The eighth object in the series is a postcard featuring a street day on August 15, 1917 to raise funds for the Belgian, Serbian and French Red Cross. The streets were lined with stalls selling produce such as eggs, meat, bread and sweets.
They sold raffle ticket and treasure bags containing coupons for coal, cushions, cheese and toys, while a line of decorated vehicles paraded through the town. This day was one of many held to raise funds for war relief in Whanganui.
After war was declared on August 4, 1914, the military and civic-minded citizens jumped into action. Men signed up for their duty at the Drill Hall in Maria Place, and civilians went into full fundraising mode, running galas and raffles and doing their bit for the boys at the front.
Individual and group efforts were all appreciated. Mr Rainey Jackson personally donated £1500 for the purchase of a fully kitted-out aeroplane for the war, and another carnival held in 1916, the year before this postcard, raised £65,899 for patriotic purposes (which equates to nearly $9 million today).
As patriotism grew, so did anti-German sentiment. The men's choir, which had been called the Liedertafel since 1898, thought the name sounded too German so changed it to the Wanganui Male Choir.
Pork butcher Conrad Heinold was the main target of a crowd that gathered in Victoria Ave on the evening of May 15. German-born Heinold had set up business in Whanganui in 1886, becoming a naturalised British subject in 1894, but was accused of anti-British sympathies and his shop windows were smashed soon after the sinking of the Lusitania.
By the time the war ended on November 11, 1918, Whanganui had lost 513 men. Wanting to commemorate their loss and the devastating effects of the war, talk immediately began on erecting a memorial to the soldiers.
An argument about building a cenotaph on Queens Park or a lookout tower on Durie Hill was not settled, so both were built, one by the Wanganui Borough Council, and the other by the Wanganui County Council.
The town also erected a memorial Moutoa Gardens, specifically to commemorate 17 Māori soldiers from the area who died.
Anzac Day has been celebrated locally and nationally since 1916, one year after the first ANZAC landings at Gallipoli on 25 April 1915. These early celebrations involved a parade up Victoria Ave and an open-air service at Cooks Gardens.
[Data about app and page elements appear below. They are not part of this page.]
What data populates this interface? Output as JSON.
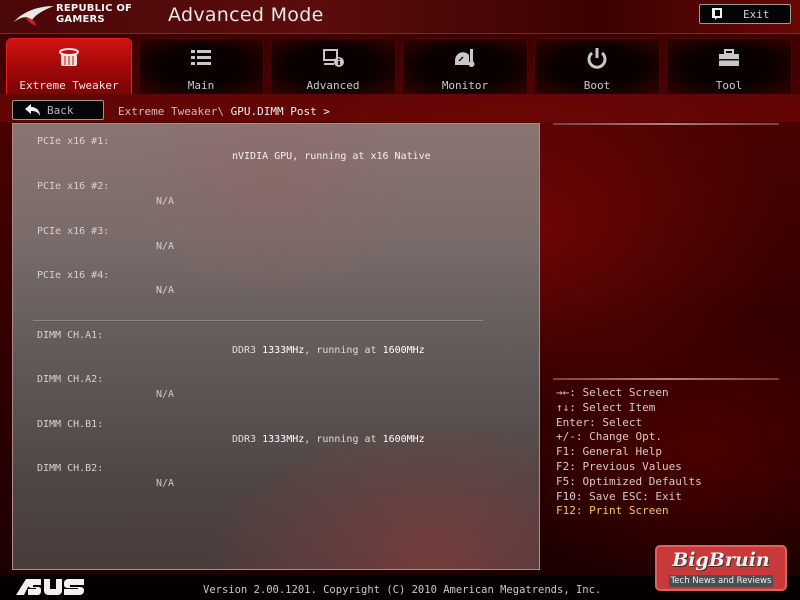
{
  "header": {
    "brand_line1": "REPUBLIC OF",
    "brand_line2": "GAMERS",
    "title": "Advanced Mode",
    "exit_label": "Exit"
  },
  "tabs": [
    {
      "label": "Extreme Tweaker",
      "icon": "tweaker-icon",
      "active": true
    },
    {
      "label": "Main",
      "icon": "list-icon",
      "active": false
    },
    {
      "label": "Advanced",
      "icon": "advanced-info-icon",
      "active": false
    },
    {
      "label": "Monitor",
      "icon": "monitor-thermometer-icon",
      "active": false
    },
    {
      "label": "Boot",
      "icon": "power-icon",
      "active": false
    },
    {
      "label": "Tool",
      "icon": "toolbox-icon",
      "active": false
    }
  ],
  "nav": {
    "back_label": "Back",
    "breadcrumb_parent": "Extreme Tweaker\\",
    "breadcrumb_current": "GPU.DIMM Post >"
  },
  "pcie": [
    {
      "label": "PCIe x16 #1:",
      "value_parts": [
        "nVIDIA GPU, running at x16 Native"
      ]
    },
    {
      "label": "PCIe x16 #2:",
      "value_parts": [
        "N/A"
      ]
    },
    {
      "label": "PCIe x16 #3:",
      "value_parts": [
        "N/A"
      ]
    },
    {
      "label": "PCIe x16 #4:",
      "value_parts": [
        "N/A"
      ]
    }
  ],
  "dimm": [
    {
      "label": "DIMM CH.A1:",
      "type": "DDR3",
      "rated": "1333MHz",
      "mid": ", running at",
      "actual": "1600MHz"
    },
    {
      "label": "DIMM CH.A2:",
      "na": "N/A"
    },
    {
      "label": "DIMM CH.B1:",
      "type": "DDR3",
      "rated": "1333MHz",
      "mid": ", running at",
      "actual": "1600MHz"
    },
    {
      "label": "DIMM CH.B2:",
      "na": "N/A"
    }
  ],
  "help": [
    "→←: Select Screen",
    "↑↓: Select Item",
    "Enter: Select",
    "+/-: Change Opt.",
    "F1: General Help",
    "F2: Previous Values",
    "F5: Optimized Defaults",
    "F10: Save  ESC: Exit",
    "F12: Print Screen"
  ],
  "footer": {
    "version": "Version 2.00.1201. Copyright (C) 2010 American Megatrends, Inc.",
    "watermark_title": "BigBruin",
    "watermark_tagline": "Tech News and Reviews"
  },
  "colors": {
    "accent_red": "#c00c0c",
    "highlight_key": "#f0c860"
  }
}
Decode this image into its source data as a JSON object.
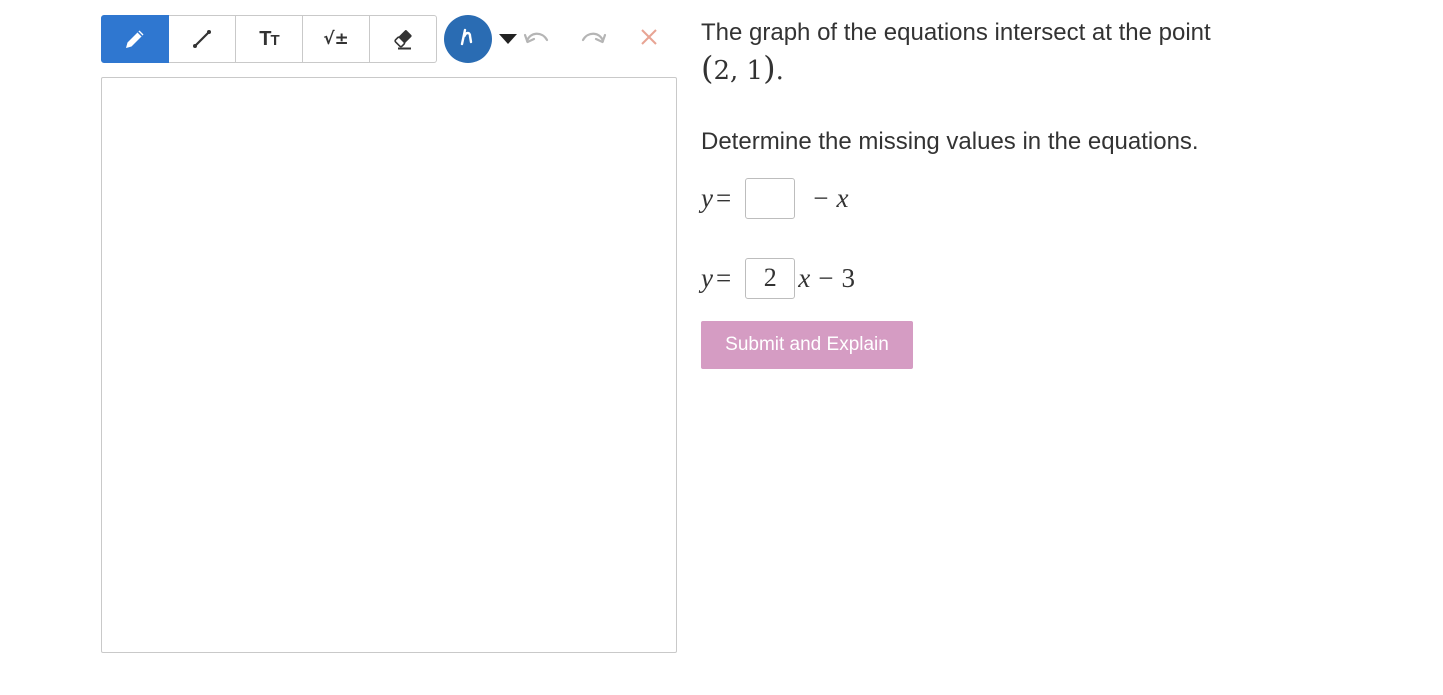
{
  "toolbar": {
    "tools": [
      {
        "name": "pencil",
        "icon": "pencil-icon",
        "active": true
      },
      {
        "name": "line",
        "icon": "line-icon",
        "active": false
      },
      {
        "name": "text",
        "icon": "text-size-icon",
        "label": "TT",
        "active": false
      },
      {
        "name": "math",
        "icon": "math-icon",
        "label": "√±",
        "active": false
      },
      {
        "name": "eraser",
        "icon": "eraser-icon",
        "active": false
      }
    ],
    "pen_color": "#2a6cb3",
    "active_color": "#2f77d0",
    "undo_icon": "undo-icon",
    "redo_icon": "redo-icon",
    "clear_icon": "close-icon",
    "clear_color": "#e8a494"
  },
  "question": {
    "prompt": "The graph of the equations intersect at the point",
    "point_open": "(",
    "point_values": "2, 1",
    "point_close": ")",
    "point_period": ".",
    "instruction": "Determine the missing values in the equations.",
    "equation1": {
      "lhs": "y",
      "equals": "=",
      "input_value": "",
      "minus": "−",
      "var": "x"
    },
    "equation2": {
      "lhs": "y",
      "equals": "=",
      "input_value": "2",
      "var": "x",
      "minus": "−",
      "constant": "3"
    },
    "submit_label": "Submit and Explain",
    "submit_color": "#d59cc3"
  }
}
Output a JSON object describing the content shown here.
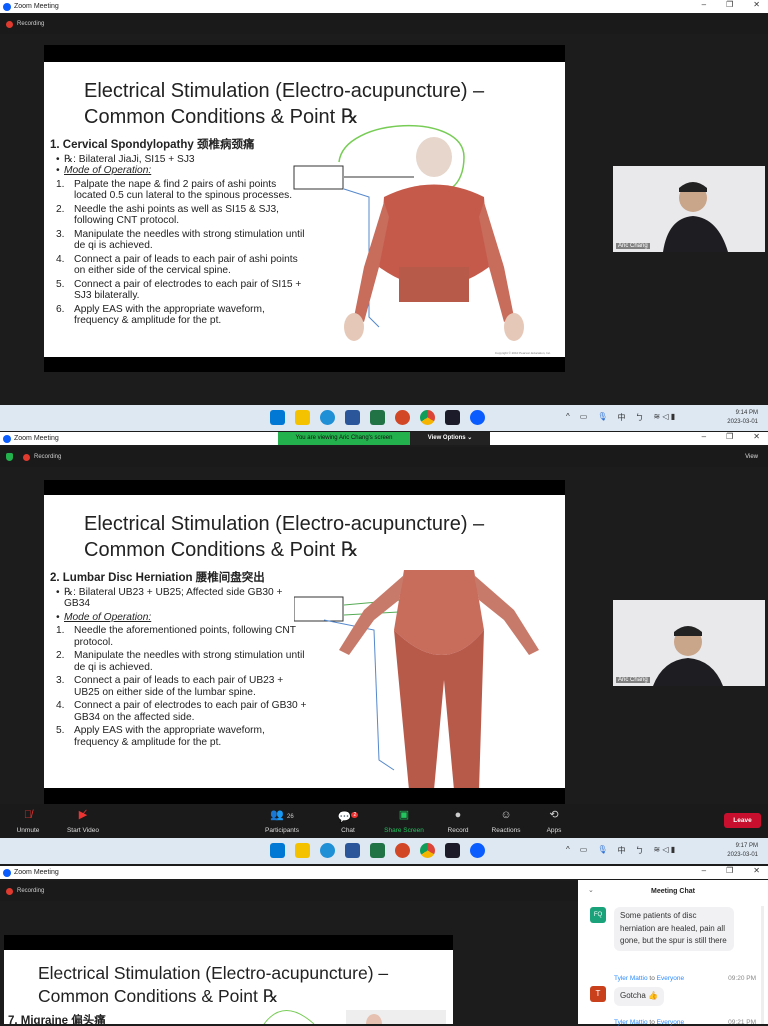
{
  "window": {
    "title": "Zoom Meeting",
    "recording": "Recording",
    "minimize": "–",
    "restore": "❐",
    "close": "✕"
  },
  "slide": {
    "title_line1": "Electrical Stimulation (Electro-acupuncture) –",
    "title_line2": "Common Conditions & Point ℞"
  },
  "slide1": {
    "heading": "1.   Cervical Spondylopathy 颈椎病颈痛",
    "rx": "℞: Bilateral JiaJi, SI15 + SJ3",
    "mode": "Mode of Operation:",
    "steps": [
      "Palpate the nape & find 2 pairs of ashi points located 0.5 cun lateral to the spinous processes.",
      "Needle the ashi points as well as SI15 & SJ3, following CNT protocol.",
      "Manipulate the needles with strong stimulation until de qi is achieved.",
      "Connect a pair of leads to each pair of ashi points on either side of the cervical spine.",
      "Connect a pair of electrodes to each pair of SI15 + SJ3 bilaterally.",
      "Apply EAS with the appropriate waveform, frequency & amplitude for the pt."
    ],
    "copyright": "Copyright © 2010 Pearson Education, Inc."
  },
  "slide2": {
    "heading": "2.   Lumbar Disc Herniation 腰椎间盘突出",
    "rx": "℞: Bilateral UB23 + UB25; Affected side GB30 + GB34",
    "mode": "Mode of Operation:",
    "steps": [
      "Needle the aforementioned points, following CNT protocol.",
      "Manipulate the needles with strong stimulation until de qi is achieved.",
      "Connect a pair of leads to each pair of UB23 + UB25 on either side of the lumbar spine.",
      "Connect a pair of electrodes to each pair of GB30 + GB34 on the affected side.",
      "Apply EAS with the appropriate waveform, frequency & amplitude for the pt."
    ]
  },
  "slide3": {
    "heading": "7.   Migraine 偏头痛"
  },
  "video": {
    "name": "Aric Chang"
  },
  "taskbar1": {
    "time": "9:14 PM",
    "date": "2023-03-01"
  },
  "taskbar2": {
    "time": "9:17 PM",
    "date": "2023-03-01"
  },
  "tray": {
    "ime": "中",
    "ime2": "ㄅ"
  },
  "banner": {
    "viewing": "You are viewing Aric Chang's screen",
    "view_options": "View Options ⌄",
    "view": "View"
  },
  "toolbar": {
    "unmute": "Unmute",
    "start_video": "Start Video",
    "participants": "Participants",
    "participants_count": "26",
    "chat": "Chat",
    "chat_badge": "2",
    "share": "Share Screen",
    "record": "Record",
    "reactions": "Reactions",
    "apps": "Apps",
    "leave": "Leave"
  },
  "chat": {
    "title": "Meeting Chat",
    "messages": [
      {
        "initials": "FQ",
        "text": "Some patients  of disc herniation are healed, pain all gone, but the spur is still there"
      },
      {
        "sender": "Tyler Mattio",
        "to": "to",
        "recipient": "Everyone",
        "time": "09:20 PM",
        "initials": "T",
        "text": "Gotcha 👍"
      },
      {
        "sender": "Tyler Mattio",
        "to": "to",
        "recipient": "Everyone",
        "time": "09:21 PM"
      }
    ]
  },
  "colors": {
    "zoom_blue": "#0b5cff",
    "leave_red": "#c8102e",
    "banner_green": "#22b14c",
    "share_green": "#22c55e"
  }
}
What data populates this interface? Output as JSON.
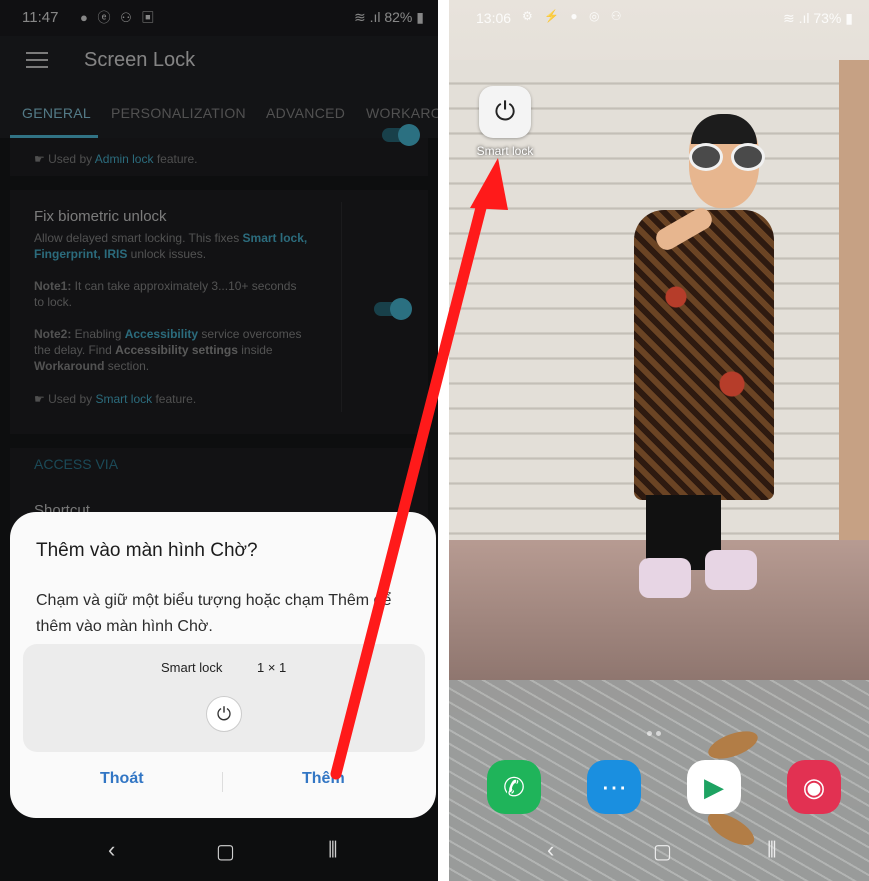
{
  "left": {
    "status": {
      "time": "11:47",
      "battery": "82%"
    },
    "app_title": "Screen Lock",
    "tabs": [
      "GENERAL",
      "PERSONALIZATION",
      "ADVANCED",
      "WORKARO"
    ],
    "used_admin": {
      "prefix": "Used by ",
      "feature": "Admin lock",
      "suffix": " feature."
    },
    "biometric": {
      "title": "Fix biometric unlock",
      "desc_a": "Allow delayed smart locking. This fixes ",
      "desc_b": "Smart lock, Fingerprint, IRIS",
      "desc_c": " unlock issues.",
      "note1_label": "Note1:",
      "note1_text": " It can take approximately 3...10+ seconds to lock.",
      "note2_label": "Note2:",
      "note2_text_a": " Enabling ",
      "note2_acc": "Accessibility",
      "note2_text_b": " service overcomes the delay. Find ",
      "note2_acc2": "Accessibility settings",
      "note2_text_c": " inside ",
      "note2_work": "Workaround",
      "note2_text_d": " section."
    },
    "used_smart": {
      "prefix": "Used by ",
      "feature": "Smart lock",
      "suffix": " feature."
    },
    "section_access": "ACCESS VIA",
    "shortcut_label": "Shortcut",
    "sheet": {
      "title": "Thêm vào màn hình Chờ?",
      "desc": "Chạm và giữ một biểu tượng hoặc chạm Thêm để thêm vào màn hình Chờ.",
      "widget_name": "Smart lock",
      "widget_size": "1 × 1",
      "cancel": "Thoát",
      "add": "Thêm"
    }
  },
  "right": {
    "status": {
      "time": "13:06",
      "battery": "73%"
    },
    "widget_label": "Smart lock"
  },
  "colors": {
    "accent": "#4bb8d6",
    "button": "#3276c4",
    "arrow": "#ff1a1a"
  }
}
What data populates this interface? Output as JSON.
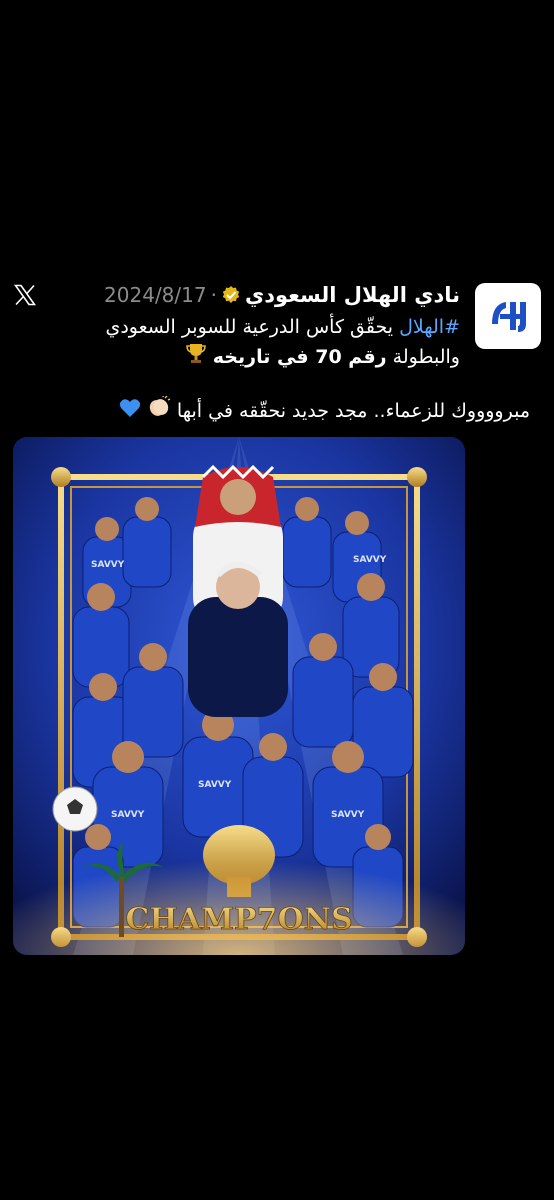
{
  "account": {
    "name": "نادي الهلال السعودي",
    "date": "2024/8/17",
    "separator": "·",
    "avatar_icon": "al-hilal-logo-icon",
    "verified_icon": "verified-badge-icon"
  },
  "post": {
    "hashtag": "#الهلال",
    "line1_rest": " يحقّق كأس الدرعية للسوبر السعودي",
    "line2_a": "والبطولة ",
    "line2_bold": "رقم 70 في تاريخه",
    "trophy_icon": "trophy-icon",
    "line3": "مبرووووك للزعماء.. مجد جديد نحقّقه في أبها",
    "clap_icon": "clapping-hands-icon",
    "heart_icon": "blue-heart-icon"
  },
  "media": {
    "banner_text": "CHAMP7ONS",
    "kit_text": "SAVVY",
    "colors": {
      "primary": "#1d3fae",
      "gold": "#d4a94a",
      "dark": "#0a1550"
    }
  },
  "app": {
    "logo_icon": "x-logo-icon"
  }
}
By 1920, the Government had agreed to designate April 25 as an official day to commemorate the war and, by 1922, it was a full public holiday with all businesses closing as a mark of respect.
Whanganui citizens, however, had picked up the Australian practice of holding a dawn service. The early morning start reflected the time of the Gallipoli landings and mimicked the routine dawn stand-to in the trenches, with the added symbolism of the cold and dark morning being broken by a hopeful sunrise.
Liking this idea, Whanganui held New Zealand's first ever Dawn Ceremony in 1936. The rest of the country had adopted it by 1939.
Whanganui showed a great civic spirit throughout the war and afterward, supporting the troops on service and making sure they were remembered appropriately afterward. The postcard above shows the beginnings of this work.
Sandi Black is the archivist at Whanganui Regional Museum.